= Action item =
Your answer should be every line below that includes the word "text".

###

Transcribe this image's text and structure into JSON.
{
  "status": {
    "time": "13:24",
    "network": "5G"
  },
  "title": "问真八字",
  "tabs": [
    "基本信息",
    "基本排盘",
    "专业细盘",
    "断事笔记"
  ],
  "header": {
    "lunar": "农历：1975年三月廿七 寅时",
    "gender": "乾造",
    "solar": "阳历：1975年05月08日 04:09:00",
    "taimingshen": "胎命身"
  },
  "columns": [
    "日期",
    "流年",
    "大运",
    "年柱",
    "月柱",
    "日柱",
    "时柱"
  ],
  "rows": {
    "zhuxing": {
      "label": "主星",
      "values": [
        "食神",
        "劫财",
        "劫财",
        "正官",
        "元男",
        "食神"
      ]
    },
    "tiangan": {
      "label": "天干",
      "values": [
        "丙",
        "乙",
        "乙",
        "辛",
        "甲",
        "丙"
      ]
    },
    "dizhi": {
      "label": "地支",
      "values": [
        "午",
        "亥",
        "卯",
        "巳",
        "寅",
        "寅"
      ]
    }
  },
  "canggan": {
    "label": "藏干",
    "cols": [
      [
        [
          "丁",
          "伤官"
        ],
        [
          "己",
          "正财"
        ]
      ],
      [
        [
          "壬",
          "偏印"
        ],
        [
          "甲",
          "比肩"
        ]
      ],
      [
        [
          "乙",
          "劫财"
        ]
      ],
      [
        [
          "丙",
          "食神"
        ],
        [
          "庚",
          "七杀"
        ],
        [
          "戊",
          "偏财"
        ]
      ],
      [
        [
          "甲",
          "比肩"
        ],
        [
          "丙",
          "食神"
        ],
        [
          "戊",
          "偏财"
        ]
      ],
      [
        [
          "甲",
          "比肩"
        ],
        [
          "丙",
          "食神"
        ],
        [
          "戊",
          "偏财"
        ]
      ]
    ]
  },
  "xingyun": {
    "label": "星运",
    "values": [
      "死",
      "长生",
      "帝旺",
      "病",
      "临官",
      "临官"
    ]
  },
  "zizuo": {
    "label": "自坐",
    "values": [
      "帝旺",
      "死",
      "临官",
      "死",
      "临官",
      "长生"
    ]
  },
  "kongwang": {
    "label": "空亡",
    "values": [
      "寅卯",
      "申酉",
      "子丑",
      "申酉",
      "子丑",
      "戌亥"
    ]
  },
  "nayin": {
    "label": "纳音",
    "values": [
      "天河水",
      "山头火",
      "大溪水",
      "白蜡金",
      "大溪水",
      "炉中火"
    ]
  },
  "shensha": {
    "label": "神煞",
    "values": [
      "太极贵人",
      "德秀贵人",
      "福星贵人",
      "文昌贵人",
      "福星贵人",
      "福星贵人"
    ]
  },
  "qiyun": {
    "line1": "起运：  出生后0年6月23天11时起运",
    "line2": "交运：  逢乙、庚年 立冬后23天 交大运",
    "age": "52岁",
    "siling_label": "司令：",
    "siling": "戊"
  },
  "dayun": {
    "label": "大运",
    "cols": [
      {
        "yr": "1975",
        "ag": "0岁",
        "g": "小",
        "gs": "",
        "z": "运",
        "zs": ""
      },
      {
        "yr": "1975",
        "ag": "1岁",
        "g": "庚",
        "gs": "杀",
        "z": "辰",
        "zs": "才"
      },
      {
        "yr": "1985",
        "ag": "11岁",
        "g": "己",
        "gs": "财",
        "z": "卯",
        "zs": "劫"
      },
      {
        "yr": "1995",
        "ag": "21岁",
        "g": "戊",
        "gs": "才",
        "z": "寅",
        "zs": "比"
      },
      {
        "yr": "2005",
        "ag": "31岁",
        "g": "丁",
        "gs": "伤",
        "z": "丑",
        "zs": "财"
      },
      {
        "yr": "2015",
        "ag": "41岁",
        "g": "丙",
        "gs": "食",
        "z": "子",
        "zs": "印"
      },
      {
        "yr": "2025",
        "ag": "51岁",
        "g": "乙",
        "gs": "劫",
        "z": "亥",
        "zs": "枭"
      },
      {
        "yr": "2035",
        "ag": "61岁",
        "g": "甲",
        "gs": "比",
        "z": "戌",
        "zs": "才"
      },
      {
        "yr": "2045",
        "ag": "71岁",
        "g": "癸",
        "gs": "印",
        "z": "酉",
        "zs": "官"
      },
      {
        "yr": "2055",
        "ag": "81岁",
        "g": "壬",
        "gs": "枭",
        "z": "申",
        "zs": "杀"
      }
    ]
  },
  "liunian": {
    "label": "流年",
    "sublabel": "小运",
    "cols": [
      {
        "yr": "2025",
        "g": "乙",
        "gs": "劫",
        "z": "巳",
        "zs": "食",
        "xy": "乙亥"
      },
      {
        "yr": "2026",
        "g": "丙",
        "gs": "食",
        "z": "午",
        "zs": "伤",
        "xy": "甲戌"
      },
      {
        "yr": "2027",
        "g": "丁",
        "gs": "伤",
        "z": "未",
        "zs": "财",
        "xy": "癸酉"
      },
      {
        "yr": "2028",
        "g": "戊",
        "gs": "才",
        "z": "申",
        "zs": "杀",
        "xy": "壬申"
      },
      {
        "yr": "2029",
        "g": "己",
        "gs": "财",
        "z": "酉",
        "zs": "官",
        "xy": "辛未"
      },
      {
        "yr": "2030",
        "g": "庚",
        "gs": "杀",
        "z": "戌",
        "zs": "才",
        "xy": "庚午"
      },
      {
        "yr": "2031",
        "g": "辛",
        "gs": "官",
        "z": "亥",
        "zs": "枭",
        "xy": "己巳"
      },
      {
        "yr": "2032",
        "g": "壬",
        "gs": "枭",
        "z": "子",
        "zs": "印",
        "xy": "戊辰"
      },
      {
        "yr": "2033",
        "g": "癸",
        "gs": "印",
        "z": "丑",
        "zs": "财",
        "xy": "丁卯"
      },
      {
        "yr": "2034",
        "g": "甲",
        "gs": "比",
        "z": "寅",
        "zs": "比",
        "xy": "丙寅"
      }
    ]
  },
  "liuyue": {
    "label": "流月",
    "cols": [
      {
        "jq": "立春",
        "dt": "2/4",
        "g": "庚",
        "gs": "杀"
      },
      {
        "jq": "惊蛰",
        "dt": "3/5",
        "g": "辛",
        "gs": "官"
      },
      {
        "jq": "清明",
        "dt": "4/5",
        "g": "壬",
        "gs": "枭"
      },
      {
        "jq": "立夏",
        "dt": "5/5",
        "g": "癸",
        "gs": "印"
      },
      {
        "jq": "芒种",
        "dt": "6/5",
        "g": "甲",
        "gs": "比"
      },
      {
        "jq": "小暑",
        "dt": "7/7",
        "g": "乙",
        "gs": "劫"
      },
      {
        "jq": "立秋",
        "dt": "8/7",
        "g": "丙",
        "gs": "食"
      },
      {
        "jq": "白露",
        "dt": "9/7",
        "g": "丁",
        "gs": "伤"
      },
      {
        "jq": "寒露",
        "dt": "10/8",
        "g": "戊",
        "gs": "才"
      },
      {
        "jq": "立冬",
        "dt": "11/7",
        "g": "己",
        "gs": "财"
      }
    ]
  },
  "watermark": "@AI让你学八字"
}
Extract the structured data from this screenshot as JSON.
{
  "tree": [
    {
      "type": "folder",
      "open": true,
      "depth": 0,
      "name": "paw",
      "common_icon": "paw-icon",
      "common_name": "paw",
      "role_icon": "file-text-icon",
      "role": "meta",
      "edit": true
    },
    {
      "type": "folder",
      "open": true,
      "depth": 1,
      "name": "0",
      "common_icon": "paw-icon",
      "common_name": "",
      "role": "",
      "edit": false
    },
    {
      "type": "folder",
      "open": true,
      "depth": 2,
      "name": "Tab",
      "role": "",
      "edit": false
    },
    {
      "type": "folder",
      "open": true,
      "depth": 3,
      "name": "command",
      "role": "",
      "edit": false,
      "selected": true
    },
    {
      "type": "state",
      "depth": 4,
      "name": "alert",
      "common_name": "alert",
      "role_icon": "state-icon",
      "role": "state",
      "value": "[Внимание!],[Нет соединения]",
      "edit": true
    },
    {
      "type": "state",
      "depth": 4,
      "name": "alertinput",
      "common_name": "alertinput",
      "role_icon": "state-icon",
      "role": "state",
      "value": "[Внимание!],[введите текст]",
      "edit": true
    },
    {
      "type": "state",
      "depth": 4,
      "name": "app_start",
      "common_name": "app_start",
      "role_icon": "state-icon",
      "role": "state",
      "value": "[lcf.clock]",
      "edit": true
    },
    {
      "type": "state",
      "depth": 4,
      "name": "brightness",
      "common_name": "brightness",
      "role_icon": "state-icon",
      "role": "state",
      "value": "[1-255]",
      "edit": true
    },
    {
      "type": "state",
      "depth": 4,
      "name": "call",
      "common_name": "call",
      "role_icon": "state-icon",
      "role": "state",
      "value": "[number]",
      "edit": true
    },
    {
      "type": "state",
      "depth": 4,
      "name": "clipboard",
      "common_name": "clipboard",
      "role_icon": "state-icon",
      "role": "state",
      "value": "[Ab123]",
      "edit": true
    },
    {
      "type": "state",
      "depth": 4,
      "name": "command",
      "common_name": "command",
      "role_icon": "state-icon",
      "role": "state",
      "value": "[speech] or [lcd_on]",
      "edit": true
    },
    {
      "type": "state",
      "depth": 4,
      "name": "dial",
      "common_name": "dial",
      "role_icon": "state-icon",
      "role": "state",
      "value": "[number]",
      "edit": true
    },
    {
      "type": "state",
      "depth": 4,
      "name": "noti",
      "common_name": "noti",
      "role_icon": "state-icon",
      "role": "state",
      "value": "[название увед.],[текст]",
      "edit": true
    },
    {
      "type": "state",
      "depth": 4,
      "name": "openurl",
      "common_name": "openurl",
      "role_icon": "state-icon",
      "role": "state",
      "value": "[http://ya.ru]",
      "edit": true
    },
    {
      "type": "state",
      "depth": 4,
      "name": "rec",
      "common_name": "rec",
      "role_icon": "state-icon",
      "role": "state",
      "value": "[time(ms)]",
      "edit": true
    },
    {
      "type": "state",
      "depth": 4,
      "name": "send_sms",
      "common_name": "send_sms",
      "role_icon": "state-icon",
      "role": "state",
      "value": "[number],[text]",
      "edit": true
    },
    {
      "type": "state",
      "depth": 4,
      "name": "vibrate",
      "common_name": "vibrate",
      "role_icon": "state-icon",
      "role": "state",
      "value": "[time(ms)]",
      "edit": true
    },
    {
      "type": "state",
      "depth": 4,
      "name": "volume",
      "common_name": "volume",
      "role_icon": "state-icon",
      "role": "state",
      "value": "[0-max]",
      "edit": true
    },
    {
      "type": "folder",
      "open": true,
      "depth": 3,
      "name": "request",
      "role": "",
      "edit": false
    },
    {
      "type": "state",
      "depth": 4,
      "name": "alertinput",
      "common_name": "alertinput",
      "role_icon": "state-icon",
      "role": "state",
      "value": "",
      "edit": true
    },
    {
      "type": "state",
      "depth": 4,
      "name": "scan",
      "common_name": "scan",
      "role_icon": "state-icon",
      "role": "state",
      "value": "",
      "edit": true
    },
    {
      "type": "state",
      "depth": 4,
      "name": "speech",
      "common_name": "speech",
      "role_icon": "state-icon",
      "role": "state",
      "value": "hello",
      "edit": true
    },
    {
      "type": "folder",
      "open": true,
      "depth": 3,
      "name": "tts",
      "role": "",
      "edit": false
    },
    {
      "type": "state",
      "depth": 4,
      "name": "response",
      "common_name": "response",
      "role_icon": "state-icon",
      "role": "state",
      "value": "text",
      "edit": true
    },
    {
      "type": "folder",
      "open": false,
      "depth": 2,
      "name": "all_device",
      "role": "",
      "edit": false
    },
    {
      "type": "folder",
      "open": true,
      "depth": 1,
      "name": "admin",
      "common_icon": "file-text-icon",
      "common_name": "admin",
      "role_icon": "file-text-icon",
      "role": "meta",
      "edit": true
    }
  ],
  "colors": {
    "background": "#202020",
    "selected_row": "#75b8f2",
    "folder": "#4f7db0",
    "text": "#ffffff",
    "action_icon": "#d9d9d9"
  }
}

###

= Exercise solution =
Transcribe this image's text and structure into JSON.
      "role_icon": "file-text-icon",
      "value": "[number],[text]",
      "value": "text",
      "common_icon": "file-text-icon",
      "role_icon": "file-text-icon",
    "text": "#ffffff",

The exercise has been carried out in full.